• **Work order**
Copy each line from the records below in which the word "heading" is found.

--- Input data ---

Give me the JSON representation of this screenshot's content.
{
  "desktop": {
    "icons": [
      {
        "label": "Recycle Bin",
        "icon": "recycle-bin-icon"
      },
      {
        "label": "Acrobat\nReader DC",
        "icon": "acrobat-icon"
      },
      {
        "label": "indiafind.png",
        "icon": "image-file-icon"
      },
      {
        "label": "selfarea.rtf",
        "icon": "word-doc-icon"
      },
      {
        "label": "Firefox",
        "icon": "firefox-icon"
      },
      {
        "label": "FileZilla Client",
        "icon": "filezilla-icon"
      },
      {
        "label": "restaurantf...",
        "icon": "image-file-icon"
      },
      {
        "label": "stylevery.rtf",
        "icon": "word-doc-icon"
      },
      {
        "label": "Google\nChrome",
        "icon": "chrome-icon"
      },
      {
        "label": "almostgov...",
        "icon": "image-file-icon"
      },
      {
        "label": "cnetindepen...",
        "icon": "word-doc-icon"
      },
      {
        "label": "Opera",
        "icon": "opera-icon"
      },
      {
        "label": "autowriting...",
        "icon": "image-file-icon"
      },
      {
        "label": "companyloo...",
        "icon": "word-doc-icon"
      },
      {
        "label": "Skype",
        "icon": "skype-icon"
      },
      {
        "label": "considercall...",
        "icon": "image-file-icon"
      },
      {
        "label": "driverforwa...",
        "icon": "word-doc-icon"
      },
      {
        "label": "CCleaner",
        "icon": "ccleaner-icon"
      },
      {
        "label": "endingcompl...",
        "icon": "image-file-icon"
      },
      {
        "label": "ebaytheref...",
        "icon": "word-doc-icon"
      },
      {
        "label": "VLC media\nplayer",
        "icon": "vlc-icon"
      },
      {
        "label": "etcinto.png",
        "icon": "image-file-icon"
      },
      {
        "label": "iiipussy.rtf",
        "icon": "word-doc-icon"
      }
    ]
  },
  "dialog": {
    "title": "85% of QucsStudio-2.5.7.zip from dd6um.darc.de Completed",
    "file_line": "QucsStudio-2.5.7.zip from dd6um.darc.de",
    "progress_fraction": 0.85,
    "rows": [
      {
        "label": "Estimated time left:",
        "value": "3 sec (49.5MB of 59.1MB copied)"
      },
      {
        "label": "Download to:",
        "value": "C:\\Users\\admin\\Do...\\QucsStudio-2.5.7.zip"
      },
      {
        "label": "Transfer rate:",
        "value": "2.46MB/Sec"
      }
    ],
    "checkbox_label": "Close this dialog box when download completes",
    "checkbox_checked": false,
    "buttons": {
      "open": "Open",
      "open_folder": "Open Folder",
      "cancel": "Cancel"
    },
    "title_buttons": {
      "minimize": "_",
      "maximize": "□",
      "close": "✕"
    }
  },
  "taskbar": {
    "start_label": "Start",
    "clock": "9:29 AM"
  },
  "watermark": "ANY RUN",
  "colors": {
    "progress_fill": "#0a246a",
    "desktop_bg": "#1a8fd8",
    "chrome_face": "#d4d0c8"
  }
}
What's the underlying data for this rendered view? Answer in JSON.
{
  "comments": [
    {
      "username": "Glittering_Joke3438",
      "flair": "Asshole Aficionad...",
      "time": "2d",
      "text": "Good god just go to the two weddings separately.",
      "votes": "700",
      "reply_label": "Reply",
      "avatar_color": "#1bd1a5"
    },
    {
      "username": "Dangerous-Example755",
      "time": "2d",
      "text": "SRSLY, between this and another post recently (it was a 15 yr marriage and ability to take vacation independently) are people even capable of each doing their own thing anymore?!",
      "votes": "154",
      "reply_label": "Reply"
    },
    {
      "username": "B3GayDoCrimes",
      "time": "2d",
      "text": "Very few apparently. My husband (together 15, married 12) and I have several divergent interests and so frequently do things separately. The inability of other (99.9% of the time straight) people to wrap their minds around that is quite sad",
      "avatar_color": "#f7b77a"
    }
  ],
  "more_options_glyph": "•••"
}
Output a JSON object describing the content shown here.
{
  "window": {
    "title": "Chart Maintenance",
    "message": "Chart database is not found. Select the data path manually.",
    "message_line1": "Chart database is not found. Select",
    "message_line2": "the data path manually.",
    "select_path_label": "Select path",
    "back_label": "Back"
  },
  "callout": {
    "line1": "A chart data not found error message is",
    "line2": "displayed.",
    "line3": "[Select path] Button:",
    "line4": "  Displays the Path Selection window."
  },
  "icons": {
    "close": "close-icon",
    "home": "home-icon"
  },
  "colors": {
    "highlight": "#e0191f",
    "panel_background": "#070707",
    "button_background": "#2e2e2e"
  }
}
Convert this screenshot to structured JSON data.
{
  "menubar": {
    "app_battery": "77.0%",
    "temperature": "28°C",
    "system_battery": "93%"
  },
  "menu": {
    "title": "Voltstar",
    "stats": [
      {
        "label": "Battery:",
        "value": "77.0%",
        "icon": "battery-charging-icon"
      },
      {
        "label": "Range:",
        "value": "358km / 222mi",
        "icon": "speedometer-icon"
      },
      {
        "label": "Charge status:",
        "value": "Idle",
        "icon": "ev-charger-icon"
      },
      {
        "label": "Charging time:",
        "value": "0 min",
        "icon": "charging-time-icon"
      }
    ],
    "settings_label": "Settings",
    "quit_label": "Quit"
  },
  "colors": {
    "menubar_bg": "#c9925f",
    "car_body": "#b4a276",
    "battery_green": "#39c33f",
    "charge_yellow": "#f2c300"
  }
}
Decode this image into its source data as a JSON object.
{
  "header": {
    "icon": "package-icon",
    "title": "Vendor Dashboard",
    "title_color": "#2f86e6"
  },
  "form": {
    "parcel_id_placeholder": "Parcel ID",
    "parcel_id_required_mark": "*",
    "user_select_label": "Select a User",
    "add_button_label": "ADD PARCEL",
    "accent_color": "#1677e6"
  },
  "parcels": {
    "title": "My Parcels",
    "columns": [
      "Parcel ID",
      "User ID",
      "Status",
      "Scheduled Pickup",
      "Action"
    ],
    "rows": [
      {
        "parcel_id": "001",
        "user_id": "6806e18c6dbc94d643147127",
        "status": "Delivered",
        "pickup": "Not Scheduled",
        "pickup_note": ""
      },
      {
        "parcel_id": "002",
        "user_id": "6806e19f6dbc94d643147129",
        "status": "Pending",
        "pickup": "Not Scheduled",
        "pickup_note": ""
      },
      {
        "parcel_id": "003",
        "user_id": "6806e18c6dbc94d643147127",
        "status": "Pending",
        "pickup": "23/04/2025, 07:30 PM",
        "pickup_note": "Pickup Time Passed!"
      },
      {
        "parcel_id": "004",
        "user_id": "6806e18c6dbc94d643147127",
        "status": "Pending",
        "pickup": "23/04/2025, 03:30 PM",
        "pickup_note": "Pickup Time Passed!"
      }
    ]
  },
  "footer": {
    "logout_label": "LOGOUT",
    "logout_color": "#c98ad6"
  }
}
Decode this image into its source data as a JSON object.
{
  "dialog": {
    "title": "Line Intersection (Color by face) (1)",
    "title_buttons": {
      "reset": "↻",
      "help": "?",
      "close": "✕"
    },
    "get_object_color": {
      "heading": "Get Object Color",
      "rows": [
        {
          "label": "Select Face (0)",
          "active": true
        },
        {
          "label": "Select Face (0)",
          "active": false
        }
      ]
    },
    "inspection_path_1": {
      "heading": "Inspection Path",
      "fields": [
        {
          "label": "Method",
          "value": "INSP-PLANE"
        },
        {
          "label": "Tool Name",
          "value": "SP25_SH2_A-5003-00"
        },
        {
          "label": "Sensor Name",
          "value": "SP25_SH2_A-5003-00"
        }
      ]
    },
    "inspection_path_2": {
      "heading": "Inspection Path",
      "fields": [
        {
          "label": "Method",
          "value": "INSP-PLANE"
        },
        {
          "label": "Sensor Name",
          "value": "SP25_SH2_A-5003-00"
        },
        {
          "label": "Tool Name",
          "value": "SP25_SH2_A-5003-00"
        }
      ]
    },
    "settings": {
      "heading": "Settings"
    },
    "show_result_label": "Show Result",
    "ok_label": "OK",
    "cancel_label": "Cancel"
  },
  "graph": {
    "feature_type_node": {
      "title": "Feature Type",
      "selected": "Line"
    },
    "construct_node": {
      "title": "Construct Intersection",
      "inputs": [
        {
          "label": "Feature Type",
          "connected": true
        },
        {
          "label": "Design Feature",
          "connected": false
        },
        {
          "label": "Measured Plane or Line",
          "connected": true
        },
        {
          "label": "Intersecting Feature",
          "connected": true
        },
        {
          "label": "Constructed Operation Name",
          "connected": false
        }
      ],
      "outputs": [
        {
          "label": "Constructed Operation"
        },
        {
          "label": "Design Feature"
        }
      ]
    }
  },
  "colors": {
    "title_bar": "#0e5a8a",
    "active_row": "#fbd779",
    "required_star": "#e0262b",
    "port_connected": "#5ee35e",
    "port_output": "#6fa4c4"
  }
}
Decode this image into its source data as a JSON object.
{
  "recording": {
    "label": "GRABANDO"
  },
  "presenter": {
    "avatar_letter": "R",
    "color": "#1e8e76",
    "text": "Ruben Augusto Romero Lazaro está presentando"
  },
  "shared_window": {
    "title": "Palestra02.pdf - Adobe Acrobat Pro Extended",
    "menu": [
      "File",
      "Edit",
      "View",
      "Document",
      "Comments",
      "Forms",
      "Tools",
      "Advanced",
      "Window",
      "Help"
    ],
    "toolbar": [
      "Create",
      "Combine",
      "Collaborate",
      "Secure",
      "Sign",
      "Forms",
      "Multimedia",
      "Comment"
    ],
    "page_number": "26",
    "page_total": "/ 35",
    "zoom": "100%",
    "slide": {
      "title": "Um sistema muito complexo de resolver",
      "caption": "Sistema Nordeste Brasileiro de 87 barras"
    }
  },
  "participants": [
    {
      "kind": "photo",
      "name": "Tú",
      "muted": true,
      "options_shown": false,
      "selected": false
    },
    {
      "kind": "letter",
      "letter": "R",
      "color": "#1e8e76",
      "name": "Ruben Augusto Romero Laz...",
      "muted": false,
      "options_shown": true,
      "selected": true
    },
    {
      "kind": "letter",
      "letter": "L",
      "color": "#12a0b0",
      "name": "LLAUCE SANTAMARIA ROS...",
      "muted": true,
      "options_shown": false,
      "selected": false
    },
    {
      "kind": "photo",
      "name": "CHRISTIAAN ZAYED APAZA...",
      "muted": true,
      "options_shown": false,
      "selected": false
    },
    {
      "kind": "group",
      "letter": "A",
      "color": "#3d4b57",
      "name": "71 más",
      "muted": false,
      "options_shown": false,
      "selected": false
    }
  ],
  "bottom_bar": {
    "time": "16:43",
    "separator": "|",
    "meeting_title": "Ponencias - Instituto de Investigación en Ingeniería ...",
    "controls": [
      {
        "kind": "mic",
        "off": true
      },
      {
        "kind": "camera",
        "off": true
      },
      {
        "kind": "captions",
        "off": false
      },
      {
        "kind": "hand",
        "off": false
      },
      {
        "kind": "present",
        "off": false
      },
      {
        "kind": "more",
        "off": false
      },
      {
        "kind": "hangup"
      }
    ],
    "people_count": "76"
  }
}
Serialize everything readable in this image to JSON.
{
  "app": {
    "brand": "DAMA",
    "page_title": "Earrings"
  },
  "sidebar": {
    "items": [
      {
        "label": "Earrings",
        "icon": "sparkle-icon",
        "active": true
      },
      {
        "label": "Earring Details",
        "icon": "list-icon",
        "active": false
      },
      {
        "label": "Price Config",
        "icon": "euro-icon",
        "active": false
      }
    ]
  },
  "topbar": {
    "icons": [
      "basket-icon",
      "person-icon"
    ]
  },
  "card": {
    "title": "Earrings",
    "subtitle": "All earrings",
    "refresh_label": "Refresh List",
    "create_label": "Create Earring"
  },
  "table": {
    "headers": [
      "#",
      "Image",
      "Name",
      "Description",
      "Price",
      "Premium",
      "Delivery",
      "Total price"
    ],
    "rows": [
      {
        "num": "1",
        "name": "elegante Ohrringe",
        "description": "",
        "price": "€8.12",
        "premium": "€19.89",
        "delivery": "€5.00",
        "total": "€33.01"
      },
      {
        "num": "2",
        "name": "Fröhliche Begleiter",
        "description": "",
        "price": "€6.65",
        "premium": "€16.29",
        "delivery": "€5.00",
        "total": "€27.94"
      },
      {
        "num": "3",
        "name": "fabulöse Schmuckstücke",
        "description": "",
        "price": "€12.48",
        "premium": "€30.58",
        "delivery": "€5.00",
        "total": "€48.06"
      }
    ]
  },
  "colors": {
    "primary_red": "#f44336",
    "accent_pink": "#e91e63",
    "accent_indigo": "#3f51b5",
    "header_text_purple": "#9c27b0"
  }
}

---

• **Completed exercise**
      "heading": "Get Object Color",
      "heading": "Inspection Path",
      "heading": "Inspection Path",
      "heading": "Settings"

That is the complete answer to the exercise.